I mentioned this last week, but Susan Fleck, John Glaser, and Shawn Sprague have a much better illustration (PDF) of the divergence between the GDP deflator (a measure of inflation for all the things the American economy produces) and the Consumer Price Index (a measure of inflation for all the things American households buy).

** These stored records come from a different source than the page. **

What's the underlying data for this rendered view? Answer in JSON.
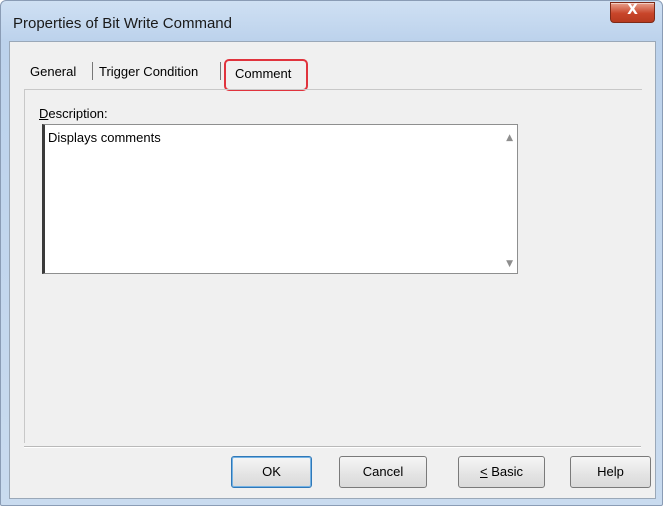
{
  "window": {
    "title": "Properties of Bit Write Command",
    "close_glyph": "X"
  },
  "tabs": [
    {
      "label": "General",
      "active": false
    },
    {
      "label": "Trigger Condition",
      "active": false
    },
    {
      "label": "Comment",
      "active": true
    }
  ],
  "comment_tab": {
    "description_label_first": "D",
    "description_label_rest": "escription:",
    "description_value": "Displays comments"
  },
  "buttons": {
    "ok": "OK",
    "cancel": "Cancel",
    "basic_prefix": "<",
    "basic_label": " Basic",
    "help": "Help"
  },
  "colors": {
    "highlight_border": "#e0333d",
    "title_bar": "#bcd2ec",
    "close_button": "#c8452a"
  }
}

This sounds extremely wonky and boring, but it’s important for a couple of reasons. One is that about a third of the divergence between productivity and real wages is accounted for by this divergence. American workers are getting better at making stuff, but it’s not necessarily the stuff that American workers buy. Computers, for example, have seen a productivity explosion. But a lot of that is for export or for the enterprise market. High-tech products are a pretty small share of the typical household’s spending. It’s also important for monetary policy. For decades, the different ways of calculating inflation all tended to converge over the medium term, so the precise choice of target index wasn’t that important. Recently that hasn’t been the case. Inflation targeting using the GDP deflator would have led to slightly but systematically looser monetary policy throughout the “Great Moderation” and to a much more accommodative approach during 2008.